**Provided entries:**
━━━━━━━━
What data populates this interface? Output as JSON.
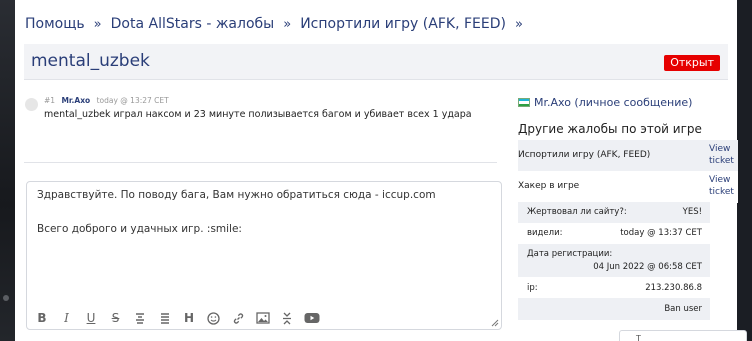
{
  "breadcrumb": {
    "items": [
      "Помощь",
      "Dota AllStars - жалобы",
      "Испортили игру (AFK, FEED)"
    ],
    "separator": "»"
  },
  "ticket": {
    "title": "mental_uzbek",
    "status": "Открыт",
    "status_color": "#e60000"
  },
  "post": {
    "number": "#1",
    "author": "Mr.Axo",
    "time": "today @ 13:27 CET",
    "text": "mental_uzbek играл наксом и 23 минуте полизывается багом и убивает всех 1 удара"
  },
  "editor": {
    "line1": "Здравствуйте. По поводу бага, Вам нужно обратиться сюда - iccup.com",
    "line2": "Всего доброго и удачных игр.  :smile:",
    "toolbar_icons": [
      "bold-icon",
      "italic-icon",
      "underline-icon",
      "strikethrough-icon",
      "align-center-icon",
      "align-left-icon",
      "heading-icon",
      "emoji-icon",
      "link-icon",
      "image-icon",
      "collapse-icon",
      "youtube-icon"
    ],
    "toolbar_labels": {
      "bold": "B",
      "italic": "I",
      "underline": "U",
      "strike": "S",
      "heading": "H"
    }
  },
  "sidebar": {
    "pm_link": "Mr.Axo (личное сообщение)",
    "other_heading": "Другие жалобы по этой игре",
    "tickets": [
      {
        "name": "Испортили игру (AFK, FEED)",
        "view": "View ticket"
      },
      {
        "name": "Хакер в игре",
        "view": "View ticket"
      }
    ],
    "info": {
      "victim_label": "Жертвовал ли сайту?:",
      "victim_value": "YES!",
      "seen_label": "видели:",
      "seen_value": "today @ 13:37 CET",
      "reg_label": "Дата регистрации:",
      "reg_value": "04 Jun 2022 @ 06:58 CET",
      "ip_label": "ip:",
      "ip_value": "213.230.86.8"
    },
    "ban_link": "Ban user"
  },
  "bottom_widget": {
    "text": "T"
  },
  "colors": {
    "link": "#2a3e78",
    "accent_red": "#e60000",
    "panel_bg": "#eef0f4"
  }
}
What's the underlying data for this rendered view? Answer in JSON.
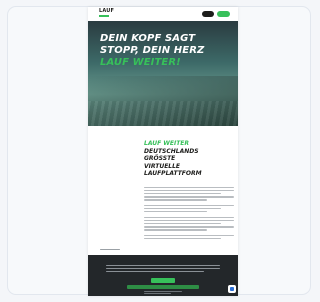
{
  "header": {
    "logo_text": "LAUF",
    "login_label": "",
    "cta_label": ""
  },
  "hero": {
    "line1": "DEIN KOPF SAGT",
    "line2": "STOPP, DEIN HERZ",
    "line3": "LAUF WEITER!"
  },
  "intro": {
    "side_label": "",
    "heading_line1": "LAUF WEITER",
    "heading_line2": "DEUTSCHLANDS",
    "heading_line3": "GRÖSSTE",
    "heading_line4": "VIRTUELLE",
    "heading_line5": "LAUFPLATTFORM"
  },
  "consent": {
    "accept_label": "",
    "reject_label": ""
  },
  "colors": {
    "accent_green": "#37c05a",
    "dark": "#1d1d1b",
    "banner_bg": "#23272a"
  },
  "icons": {
    "chat": "chat-icon"
  }
}
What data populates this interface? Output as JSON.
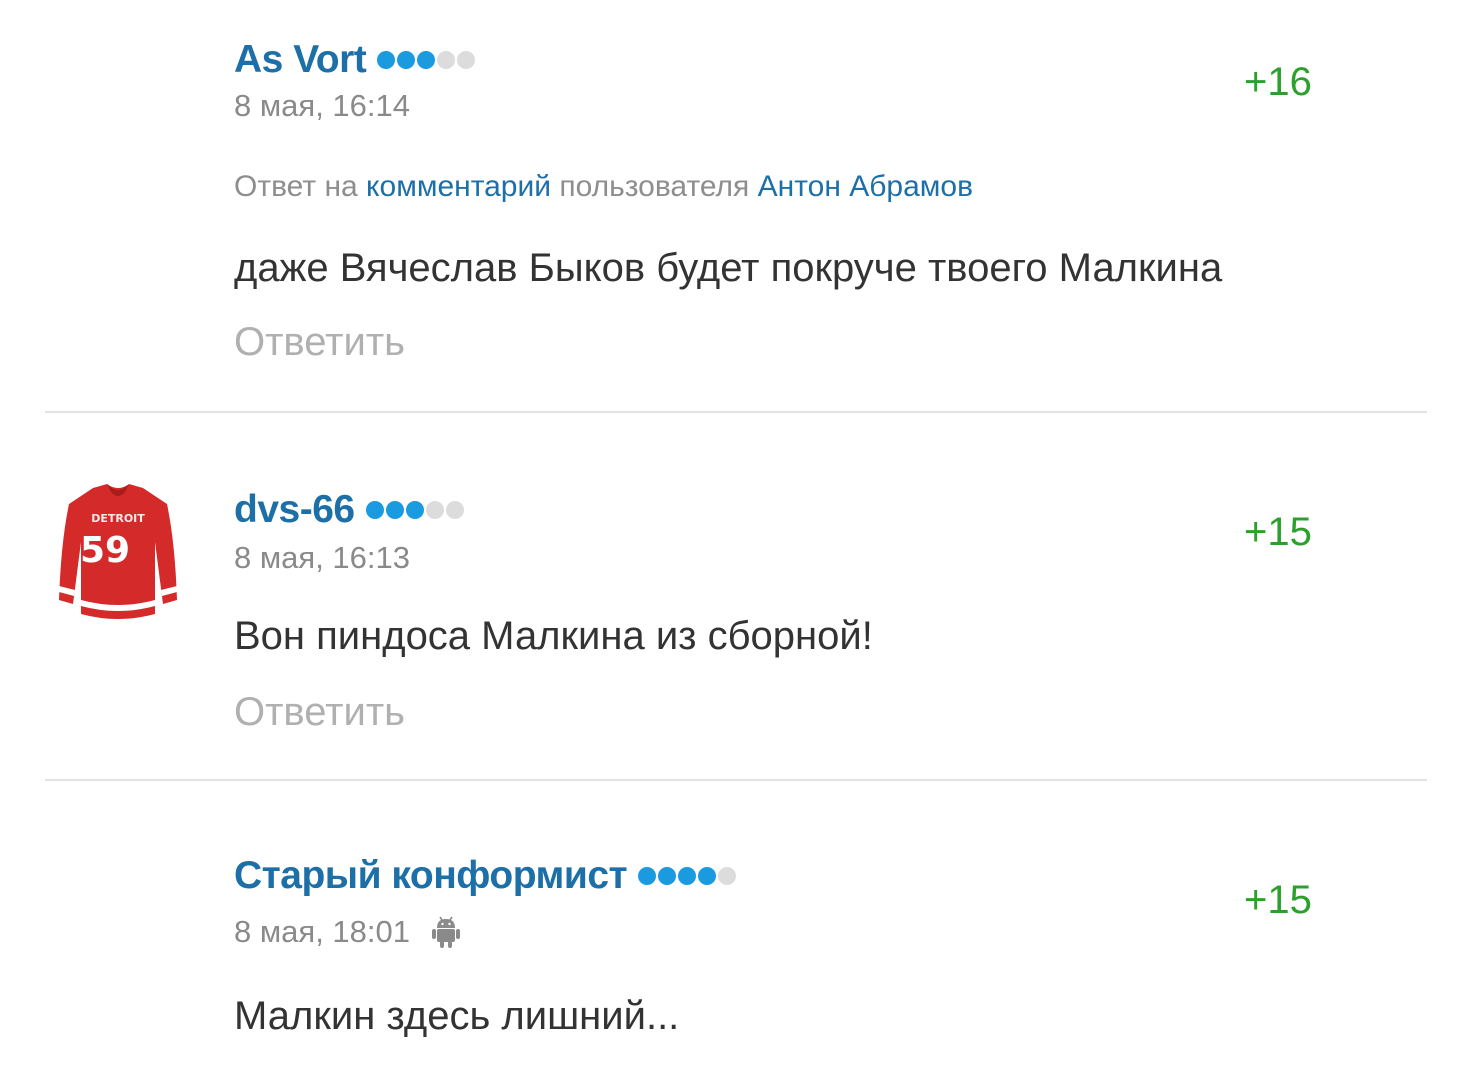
{
  "comments": [
    {
      "author": "As Vort",
      "rank_dots": [
        true,
        true,
        true,
        false,
        false
      ],
      "date": "8 мая, 16:14",
      "score": "+16",
      "reply_to": {
        "prefix": "Ответ на",
        "link": "комментарий",
        "middle": "пользователя",
        "user": "Антон Абрамов"
      },
      "text": "даже Вячеслав Быков будет покруче твоего Малкина",
      "reply_label": "Ответить"
    },
    {
      "author": "dvs-66",
      "avatar_icon": "hockey-jersey-59",
      "rank_dots": [
        true,
        true,
        true,
        false,
        false
      ],
      "date": "8 мая, 16:13",
      "score": "+15",
      "text": "Вон пиндоса Малкина из сборной!",
      "reply_label": "Ответить"
    },
    {
      "author": "Старый конформист",
      "rank_dots": [
        true,
        true,
        true,
        true,
        false
      ],
      "date": "8 мая, 18:01",
      "device_icon": "android-icon",
      "score": "+15",
      "text": "Малкин здесь лишний..."
    }
  ],
  "colors": {
    "author": "#1d6fa8",
    "score": "#2ca02c",
    "rank_on": "#1a9be0",
    "rank_off": "#dcdcdc",
    "meta": "#8a8a8a",
    "reply": "#b0b0b0"
  }
}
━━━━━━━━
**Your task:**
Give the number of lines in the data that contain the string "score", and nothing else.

**Answer to the problem:**
4